THE Alliance is Hapag-Lloyd, ONE, HMM, and YML. Launched in 2017 by Hapag-Lloyd, ONE, and Yang Ming, with the addition of HMM in April 2020 increasing its total capacity by 519,000 TEUs. THE Alliance’s global market share is 30%.
What’s the Purpose of the Alliances?
The market and industry over the last number of decades has been extremely fragmented, the consequence of which has been considerable price volatility. Larger carriers were able to benefit from economies of scale unlike the smaller carriers who were not, leading to a number of mergers and acquisitions.
Alliances were the consequence of a huge increase in supply with the investment in new large vessels (UCLVs) which required alliances to fill them effectively. UCLVs were intended to drive down operational costs to achieve savings to offset depressed freight markets. The only way to fill the ever-larger container ships, and obtain the potential economies of scale that they offer, was for carriers to pool their volumes on particular trade routes and share ships.

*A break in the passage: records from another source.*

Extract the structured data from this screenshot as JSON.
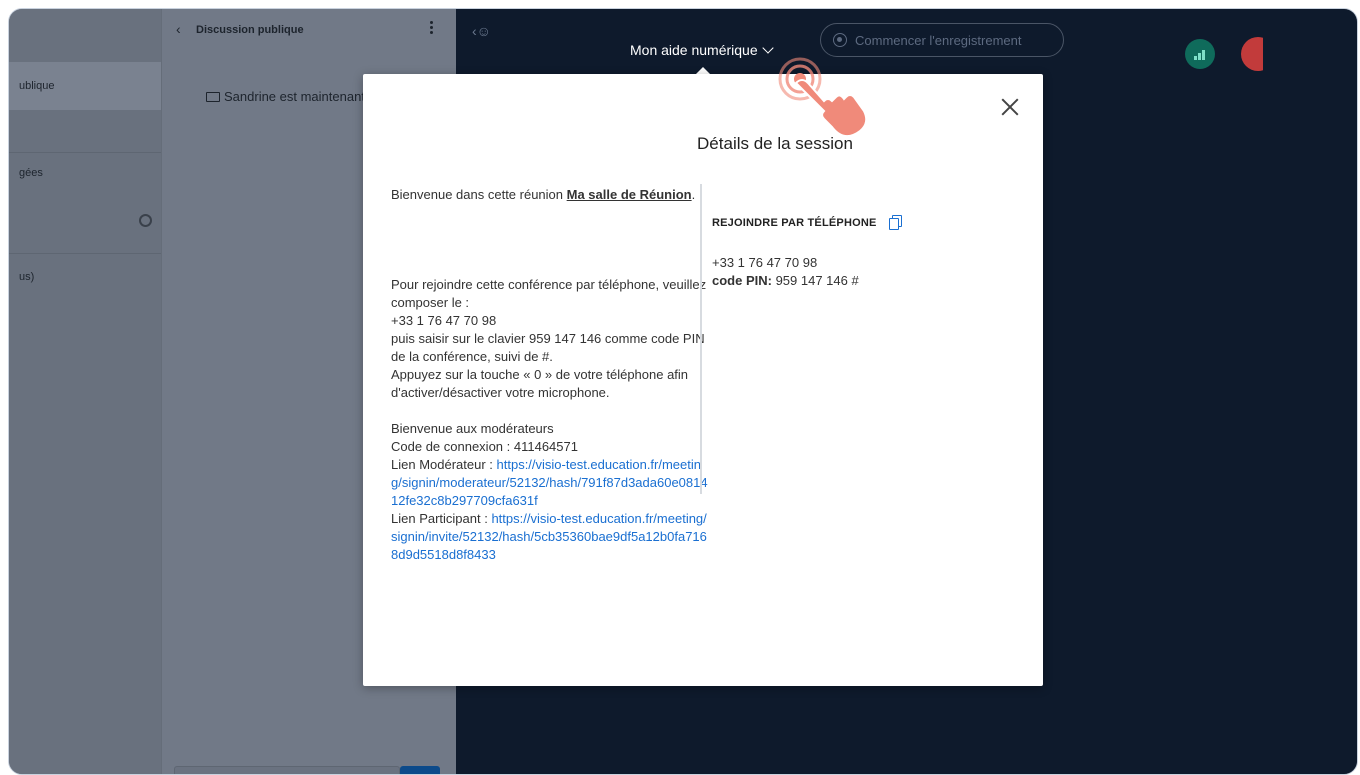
{
  "userlist": {
    "active_label": "ublique",
    "item2": "gées",
    "item3": "us)"
  },
  "chat": {
    "title": "Discussion publique",
    "message": "Sandrine est maintenant le présentateur"
  },
  "topbar": {
    "session_title": "Mon aide numérique",
    "record_label": "Commencer l'enregistrement"
  },
  "modal": {
    "title": "Détails de la session",
    "welcome_prefix": "Bienvenue dans cette réunion ",
    "room_name": "Ma salle de Réunion",
    "welcome_suffix": ".",
    "phone_instructions": "Pour rejoindre cette conférence par téléphone, veuillez composer le :",
    "phone_number": "+33 1 76 47 70 98",
    "pin_instructions": "puis saisir sur le clavier 959 147 146 comme code PIN de la conférence, suivi de #.",
    "mic_instructions": "Appuyez sur la touche « 0 » de votre téléphone afin d'activer/désactiver votre microphone.",
    "moderators_welcome": "Bienvenue aux modérateurs",
    "connection_code": "Code de connexion : 411464571",
    "moderator_link_label": "Lien Modérateur  : ",
    "moderator_link": "https://visio-test.education.fr/meeting/signin/moderateur/52132/hash/791f87d3ada60e081412fe32c8b297709cfa631f",
    "participant_link_label": "Lien Participant  : ",
    "participant_link": "https://visio-test.education.fr/meeting/signin/invite/52132/hash/5cb35360bae9df5a12b0fa7168d9d5518d8f8433",
    "right": {
      "heading": "REJOINDRE PAR TÉLÉPHONE",
      "phone_number": "+33 1 76 47 70 98",
      "pin_label": "code PIN:",
      "pin_value": " 959 147 146 #"
    }
  },
  "colors": {
    "main_bg": "#0e1a2c",
    "link": "#1a6fd1",
    "hand": "#f08a7a"
  }
}
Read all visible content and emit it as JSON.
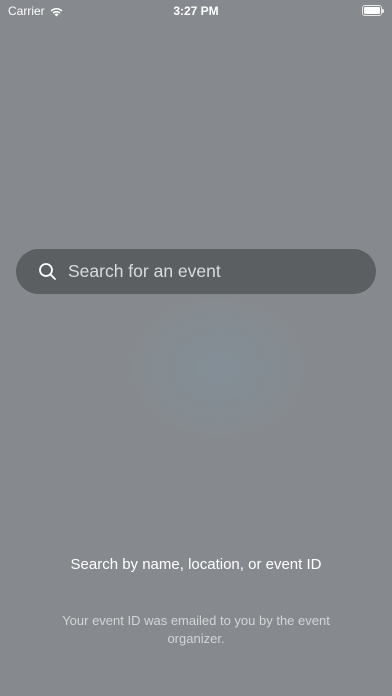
{
  "status_bar": {
    "carrier": "Carrier",
    "time": "3:27 PM",
    "wifi_icon": "wifi-icon",
    "battery_icon": "battery-full-icon"
  },
  "search": {
    "placeholder": "Search for an event",
    "value": "",
    "icon": "magnifying-glass-icon"
  },
  "hint": {
    "title": "Search by name, location, or event ID",
    "subtitle": "Your event ID was emailed to you by the event organizer."
  },
  "colors": {
    "background": "#868a8e",
    "search_field": "#5c5f62",
    "text_primary": "#ffffff",
    "text_secondary": "#d3d5d7"
  }
}
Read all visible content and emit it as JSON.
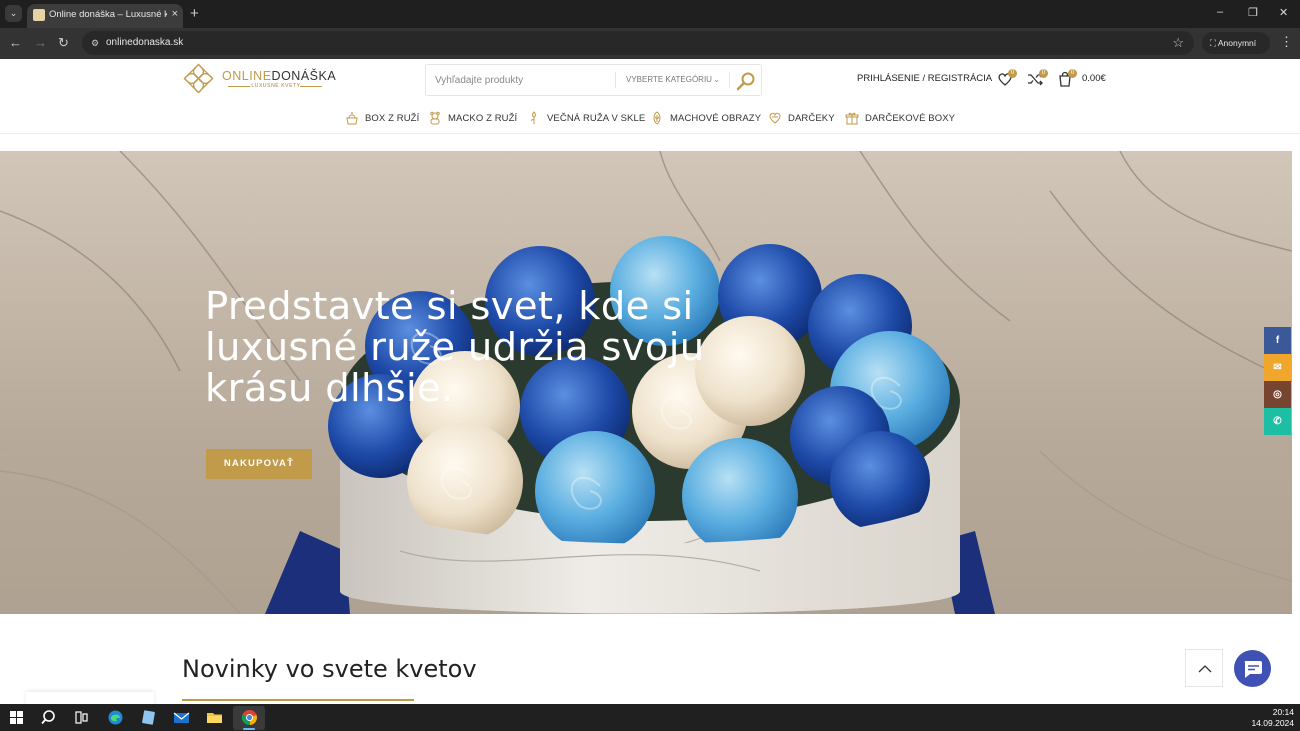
{
  "browser": {
    "tab_title": "Online donáška – Luxusné kvety",
    "tab_close": "×",
    "new_tab": "+",
    "url": "onlinedonaska.sk",
    "profile": "Anonymní",
    "window_controls": [
      "–",
      "❐",
      "✕"
    ]
  },
  "site": {
    "logo_online": "ONLINE",
    "logo_donaska": "DONÁŠKA",
    "logo_tagline": "LUXUSNÉ KVETY",
    "search_placeholder": "Vyhľadajte produkty",
    "category_select": "VYBERTE KATEGÓRIU",
    "login": "PRIHLÁSENIE / REGISTRÁCIA",
    "wishlist_count": "0",
    "compare_count": "0",
    "cart_count": "0",
    "cart_total": "0.00€",
    "brand_color": "#c19a4a"
  },
  "categories": [
    {
      "label": "BOX Z RUŽÍ",
      "icon": "rose-box-icon"
    },
    {
      "label": "MACKO Z RUŽÍ",
      "icon": "teddy-bear-icon"
    },
    {
      "label": "VEČNÁ RUŽA V SKLE",
      "icon": "rose-dome-icon"
    },
    {
      "label": "MACHOVÉ OBRAZY",
      "icon": "moss-frame-icon"
    },
    {
      "label": "DARČEKY",
      "icon": "heart-gift-icon"
    },
    {
      "label": "DARČEKOVÉ BOXY",
      "icon": "gift-box-icon"
    }
  ],
  "hero": {
    "title": "Predstavte si svet, kde si luxusné ruže udržia svoju krásu dlhšie.",
    "cta": "NAKUPOVAŤ"
  },
  "social": [
    {
      "name": "facebook",
      "glyph": "f",
      "color": "#3b5998"
    },
    {
      "name": "email",
      "glyph": "✉",
      "color": "#f0a52b"
    },
    {
      "name": "instagram",
      "glyph": "◎",
      "color": "#774430"
    },
    {
      "name": "whatsapp",
      "glyph": "✆",
      "color": "#1ebea5"
    }
  ],
  "section": {
    "title": "Novinky vo svete kvetov"
  },
  "taskbar": {
    "time": "20:14",
    "date": "14.09.2024"
  }
}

The alliances provide carriers with capacity flexibility without having to add new ships to their fleets. Not only does this reduce significant overhead costs for the partner companies it also enables them to distribute specific lanes through fleet-sharing agreements to ensure their collective fleet is covering all required ports.
Why are MSC and Maersk Splitting?
The joint statement from MSC CEO Soren Toft and Maersk’s new CEO, Vincent Clerc, said the companies “recognised that much had changed” since the 10-year 2M agreement was signed in 2015. “Discontinuing the 2M Alliance paves the way for both companies to pursue their individual strategies,” said the statement.
Industry experts have not appeared to be surprised at the decision to split, with the strategic focus of the two shipping lines being cited as being at odds with each other. While MSC has grown its fleet significantly, Maersk has not invested in expansion, but has remained stable over the same period.
MSC has acquired a significant number of secondhand ships since August 2020 and has over 1.8 million TEU of new build capacity on order, more than double the order book of any other carrier. MSC’s existing capacity is 4.6m TEU, while Maersk’s capacity is about 4.2m TEU, with no plans to change it.
With the separation of MSC and Maersk, we will see the market change from the current three major controllers to a market of two huge alliances, a large shipping company (MSC), Maersk and some smaller independents. (figure 2).
Figure 2: Market share post 2M split.
What Does the Split Mean for Today’s Market?
In the short term, according to MSC and Maersk, there will be no immediate impact on services as the 2M alliance will continue to operate as it has done since 2015.
Analysts predict that MSC’s aspirations are to become a standalone carrier and this appears to be borne out in a further ramp-up of its expansion strategy in the weeks since the split was announced. While the future for Maersk is seemingly less clear, continued vessel-sharing agreements in some form are likely if it wants to keep the same network it has now.
Partners of the Ocean Alliance and THE Alliance could see this as an opportunity to gain some market share from the uncertainty generated by the announcement. The split may lead to a broader rearrangement of alliances. Competition authorities will probably block Maersk from joining either Ocean Alliance or THE Alliance. Both of which are contractually committed beyond the termination of 2M, with Ocean Alliance running to 2027 and THE Alliance to 2030.
The bigger question is whether alliances continue to make sense in today’s market? Alliances came under pressure during the pandemic when demand was high. It is likely that carriers felt restricted by alliance obligations, because they couldn’t make tactical decisions on their own. As demand is not likely to be as high over the next two years, there is the potential for an oversupply which makes leaving an alliance more of a risk. However the separation isn’t going to take place until 2025, and the market might be different then. If there has been an uptick in demand, shipping lines such as MSC and Maersk, may actually be better positioned outside of an alliance.